We flew to our new home in Nicaragua in June and outfitted it all from scratch, intermittently yearning for items we’d just sold or packed away back in the barn: items from our kitchen towels, the washer, dryer, a simple lamp.
In October we returned to our job in Baja until our contract was up in May, at which time we decided to retire for good.
That summer we lived out of our sea kayaks, our tent, and our camper, determined to stay in the States through August’s Solar Eclipse. We crisscrossed the country from the Pacific Northwest (where we spent 54 days sea kayaking), back and forth to Baja (to move out of our apartment), over to Alabama/Florida (to visit family) and then flew on to Nicaragua, our new home.

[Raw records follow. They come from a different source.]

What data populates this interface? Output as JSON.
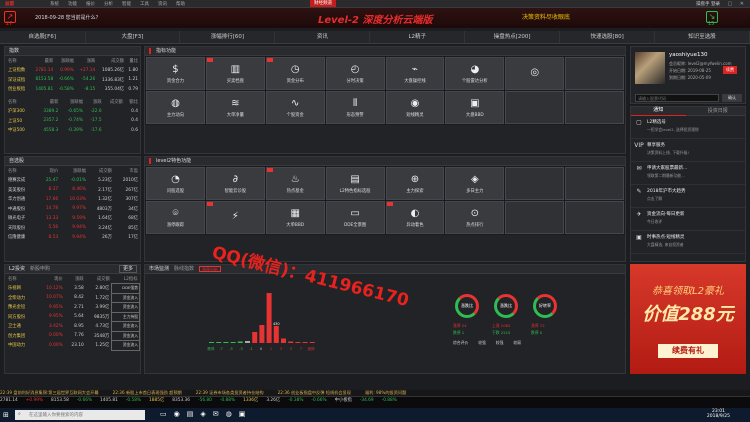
{
  "top": {
    "logo": "益盟",
    "menu": [
      "系统",
      "功能",
      "报价",
      "分析",
      "智能",
      "工具",
      "资讯",
      "帮助"
    ],
    "badge": "财经频道",
    "right": "操盘手 登录",
    "win_controls": "— ▢ ✕"
  },
  "banner": {
    "date": "2018-09-28 您当前是什么？",
    "title": "Level-2  深度分析云端版",
    "slogan": "决策资料尽收眼底",
    "left_num": "27",
    "right_num": "15"
  },
  "tabs": [
    "自选股[F6]",
    "大盘[F3]",
    "涨幅排行[60]",
    "资讯",
    "L2精子",
    "操盘热点[200]",
    "快速选股[80]",
    "知识至选股"
  ],
  "index_panel": {
    "title": "指数",
    "headers": [
      "名称",
      "最新",
      "涨跌幅",
      "涨跌",
      "成交额",
      "量比"
    ],
    "rows": [
      [
        "上证指数",
        "2781.14",
        "0.99%",
        "+27.14",
        "1085.26亿",
        "1.80"
      ],
      [
        "深证成指",
        "8153.58",
        "-0.66%",
        "-54.26",
        "1336.83亿",
        "1.21"
      ],
      [
        "创业板指",
        "1405.81",
        "-0.58%",
        "-8.15",
        "355.04亿",
        "0.79"
      ]
    ],
    "headers2": [
      "名称",
      "最新",
      "涨跌幅",
      "涨跌",
      "成交额",
      "额比"
    ],
    "rows2": [
      [
        "沪深300",
        "3389.2",
        "-0.65%",
        "-22.6",
        "",
        "0.4"
      ],
      [
        "上证50",
        "2357.2",
        "-0.74%",
        "-17.5",
        "",
        "0.4"
      ],
      [
        "中证500",
        "4558.3",
        "-0.39%",
        "-17.6",
        "",
        "0.6"
      ]
    ]
  },
  "watch_panel": {
    "title": "自选股",
    "headers": [
      "名称",
      "现价",
      "涨跌幅",
      "成交额",
      "市盈"
    ],
    "rows": [
      [
        "德赛云成",
        "25.47",
        "-0.01%",
        "5.23亿",
        "2010亿"
      ],
      [
        "美美股份",
        "8.37",
        "8.46%",
        "2.17亿",
        "267亿"
      ],
      [
        "华力创通",
        "17.66",
        "10.03%",
        "1.32亿",
        "307亿"
      ],
      [
        "中通股份",
        "14.78",
        "9.97%",
        "4803万",
        "34亿"
      ],
      [
        "微光电子",
        "13.33",
        "9.59%",
        "1.64亿",
        "68亿"
      ],
      [
        "天际股份",
        "5.56",
        "9.94%",
        "3.24亿",
        "85亿"
      ],
      [
        "信隆健康",
        "8.53",
        "9.94%",
        "26万",
        "17亿"
      ]
    ]
  },
  "l2_panel": {
    "title": "L2投资",
    "tab2": "新股申购",
    "select": "更多",
    "headers": [
      "名称",
      "现价",
      "涨跌",
      "成交额",
      "L2指标"
    ],
    "rows": [
      [
        "乐视网",
        "10.12%",
        "3.58",
        "2.80亿",
        "DDE强势"
      ],
      [
        "全柴动力",
        "10.07%",
        "8.42",
        "1.72亿",
        "资金流入"
      ],
      [
        "豫光金铅",
        "9.95%",
        "2.71",
        "3.99亿",
        "资金流入"
      ],
      [
        "同方股份",
        "9.95%",
        "5.64",
        "9835万",
        "主力持股"
      ],
      [
        "卫士通",
        "3.42%",
        "8.95",
        "4.73亿",
        "资金流入"
      ],
      [
        "创力集团",
        "0.00%",
        "7.76",
        "3548万",
        "资金流入"
      ],
      [
        "中国动力",
        "0.00%",
        "23.10",
        "1.25亿",
        "资金流入"
      ]
    ]
  },
  "quant_section": {
    "title": "指标功能",
    "tiles": [
      {
        "glyph": "$",
        "label": "资金合力",
        "tag": false
      },
      {
        "glyph": "▥",
        "label": "买卖档盘",
        "tag": true
      },
      {
        "glyph": "◷",
        "label": "资金分布",
        "tag": true
      },
      {
        "glyph": "◴",
        "label": "分时决策",
        "tag": false
      },
      {
        "glyph": "⌁",
        "label": "大盘操控线",
        "tag": false
      },
      {
        "glyph": "◕",
        "label": "个股雷达分析",
        "tag": false
      },
      {
        "glyph": "◎",
        "label": "",
        "tag": false
      },
      {
        "glyph": "",
        "label": "",
        "tag": false
      },
      {
        "glyph": "◍",
        "label": "主力动向",
        "tag": false
      },
      {
        "glyph": "≋",
        "label": "大单净量",
        "tag": false
      },
      {
        "glyph": "∿",
        "label": "个股资金",
        "tag": false
      },
      {
        "glyph": "⫴",
        "label": "形态预警",
        "tag": false
      },
      {
        "glyph": "◉",
        "label": "短线精灵",
        "tag": false
      },
      {
        "glyph": "▣",
        "label": "大盘BBD",
        "tag": false
      },
      {
        "glyph": "",
        "label": "",
        "tag": false
      },
      {
        "glyph": "",
        "label": "",
        "tag": false
      }
    ]
  },
  "l2_section": {
    "title": "level2特色功能",
    "tiles": [
      {
        "glyph": "◔",
        "label": "问股选股",
        "tag": false
      },
      {
        "glyph": "∂",
        "label": "智能云诊股",
        "tag": false
      },
      {
        "glyph": "♨",
        "label": "热点基金",
        "tag": true
      },
      {
        "glyph": "▤",
        "label": "L2特色指标选股",
        "tag": false
      },
      {
        "glyph": "⊕",
        "label": "主力探索",
        "tag": false
      },
      {
        "glyph": "◈",
        "label": "多日主力",
        "tag": false
      },
      {
        "glyph": "",
        "label": "",
        "tag": false
      },
      {
        "glyph": "",
        "label": "",
        "tag": false
      },
      {
        "glyph": "⌾",
        "label": "涨停跟踪",
        "tag": false
      },
      {
        "glyph": "⚡",
        "label": "",
        "tag": true
      },
      {
        "glyph": "▦",
        "label": "大单BBD",
        "tag": false
      },
      {
        "glyph": "▭",
        "label": "DDE全景图",
        "tag": false
      },
      {
        "glyph": "◐",
        "label": "异动着色",
        "tag": true
      },
      {
        "glyph": "⊙",
        "label": "热点排行",
        "tag": false
      },
      {
        "glyph": "",
        "label": "",
        "tag": false
      },
      {
        "glyph": "",
        "label": "",
        "tag": false
      }
    ]
  },
  "market_panel": {
    "title": "市场监测",
    "tab2": "脉线指数",
    "button": "涨停分析",
    "bars": [
      1,
      1,
      1,
      2,
      3,
      4,
      22,
      36,
      100,
      34,
      9,
      3,
      1,
      1,
      1
    ],
    "bar_values": [
      "",
      "",
      "",
      "",
      "",
      "",
      "",
      "",
      "",
      "430",
      "",
      "",
      "",
      "",
      ""
    ],
    "bar_ticks": [
      "跌停",
      "-7",
      "-5",
      "-3",
      "-1",
      "0",
      "1",
      "3",
      "5",
      "7",
      "涨停"
    ],
    "rings": [
      {
        "label": "涨跌比",
        "legend1": "涨停 24",
        "legend2": "跌停 1"
      },
      {
        "label": "涨跌比",
        "legend1": "上涨 1082",
        "legend2": "下跌 2215"
      },
      {
        "label": "好转率",
        "legend1": "涨停 72",
        "legend2": "跌停 0"
      }
    ],
    "ring_footer": [
      "综合评价",
      "较强",
      "较强",
      "较弱"
    ]
  },
  "user": {
    "name": "yaoshiyue130",
    "line1": "会员昵称: level2@myfwelin.com",
    "line2": "开始日期: 2019-08-25",
    "line3": "到期日期: 2020-05-09",
    "renew": "续费",
    "search_placeholder": "请输入股票代码",
    "search_button": "确认",
    "tab1": "通知",
    "tab2": "投资日报"
  },
  "notices": [
    {
      "icon": "▢",
      "text": "L2精选号",
      "sub": "一招学会level2, 选择投资理财"
    },
    {
      "icon": "VIP",
      "text": "尊享服务",
      "sub": "决策资料上线, 下载升级!"
    },
    {
      "icon": "✉",
      "text": "申请大家股票最新...",
      "sub": "领取第二期最新功能..."
    },
    {
      "icon": "✎",
      "text": "2018年沪市大趋势",
      "sub": "点击了解"
    },
    {
      "icon": "✈",
      "text": "资金流向·每日更新",
      "sub": "今日收评"
    },
    {
      "icon": "▣",
      "text": "时事热点·短线精灵",
      "sub": "大盘精选, 来自投资者"
    }
  ],
  "ad": {
    "line1": "恭喜领取L2豪礼",
    "line2": "价值288元",
    "button": "续费有礼"
  },
  "watermark": "QQ(微信)：411966170",
  "news": [
    "22:39 盘前利好消息集锦:第三届世界互联网大会开幕",
    "22:36 新股上市首日表现强劲 超预期",
    "22:39 证券市场各类投资者持仓结构",
    "22:36 创业板指盘中反弹 短线机会显现",
    "福利: 98%的投资问题"
  ],
  "status": [
    {
      "text": "2781.14",
      "cls": "w"
    },
    {
      "text": "+0.99%",
      "cls": "r"
    },
    {
      "text": "8153.58",
      "cls": "w"
    },
    {
      "text": "-0.66%",
      "cls": "g"
    },
    {
      "text": "1405.81",
      "cls": "w"
    },
    {
      "text": "-0.58%",
      "cls": "g"
    },
    {
      "text": "1885亿",
      "cls": "y"
    },
    {
      "text": "8353.36",
      "cls": "w"
    },
    {
      "text": "-56.80",
      "cls": "g"
    },
    {
      "text": "-0.88%",
      "cls": "g"
    },
    {
      "text": "1336亿",
      "cls": "y"
    },
    {
      "text": "3.26亿",
      "cls": "w"
    },
    {
      "text": "-0.38%",
      "cls": "g"
    },
    {
      "text": "-0.66%",
      "cls": "g"
    },
    {
      "text": "中小板指",
      "cls": "w"
    },
    {
      "text": "-34.69",
      "cls": "g"
    },
    {
      "text": "-0.88%",
      "cls": "g"
    }
  ],
  "taskbar": {
    "search_placeholder": "在这里输入你要搜索的内容",
    "time": "23:01",
    "date": "2018/9/25"
  }
}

But along the way, we’d detour back through Colorado to see our son in Durango and to visit the barn in Rangely to pick up our paddle boards or drop off a bike or a canoe.

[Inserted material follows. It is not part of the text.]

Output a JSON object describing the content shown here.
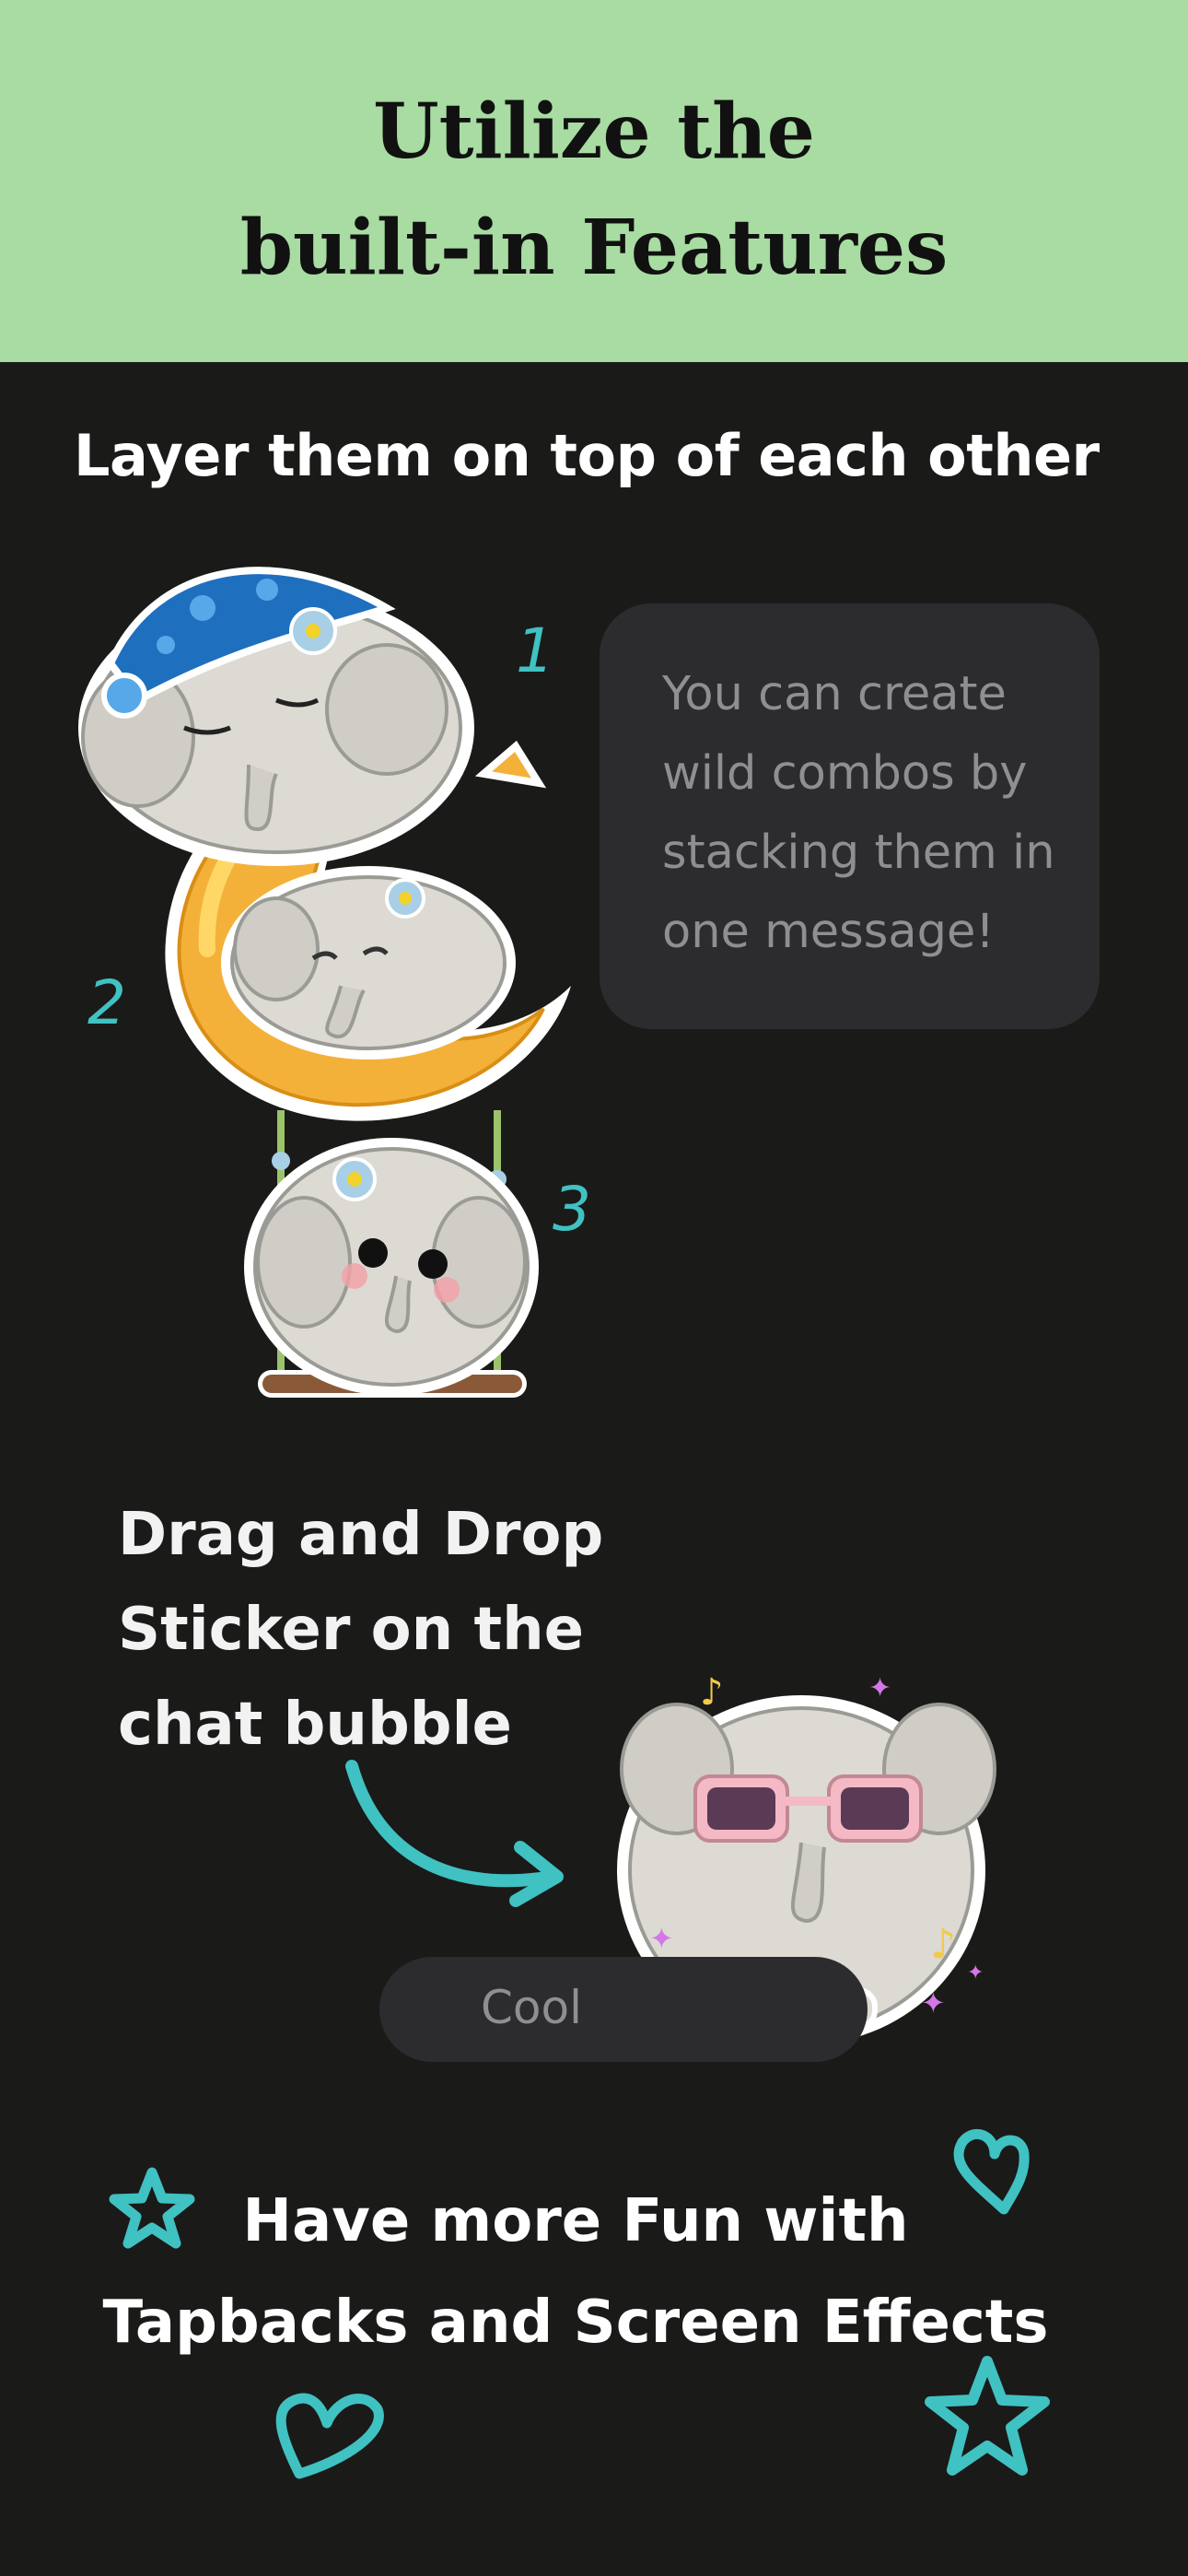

Each time we stopped by the barn we’d winced. What’re we going to do with our beloved Whitewater Wooden Dory? The 100-year-old Grandfather Clock that hung in Grandmother Martha’s one-room school house? Cliff’s school photos? Books we’d always meant to read? And the toilet paper rolls from our last big Sam’s Club shopping spree?
A wave of terror mixed with tears would grip our throats and then we’d thank our lucky stars that today we could close the door and walk away. But it haunted us from afar, the relics of our stories past, calling out our names.
The Hour Glass Runs Out
Flash forward to April 2018.
The bad news: The hour glass holding our two years of bought time with the barn was running out.
When we flew to the States from Nicaragua this winter to begin our Circumnavigational paddle of Florida we knew that afterwards we had to return to the barn in Colorado and deal with all of our stuff.
The good news: By the time our Florida paddle ended, Cliff had graduated, gotten a job and was getting ready to close on the purchase of a house. Thank you Lord!
And yes, he could use our kitchen stuff, the few pieces of furniture we still had in the barn, tools, linens, art.
Cliff’s new house in Durango
It was a townhouse and no, it didn’t come with a barn. But it did have a large storage room off the two-car garage and a Mini Storage with RV Parking right across the street.
We ended our Florida paddle this winter a few weeks early so we could witness Cliff’s Closing at the Title Company in Durango, and when we got word that the date had been moved up we packed up our camp at the Needles Campground in Canyonlands National Park and made a beeline to Durango. Vroom. Vroom.
The time had come. Our son was now THE home owner (in the States anyway). Our baby boy was all grown up!
He’d done his part. Now it was time to do ours.
It was time. To face. The barn. And the past lives we had left partially buried inside.
To be continued in Part 2…
Cliff, the new homeowner!
We are alive.
We are healthy.
We are adventurers.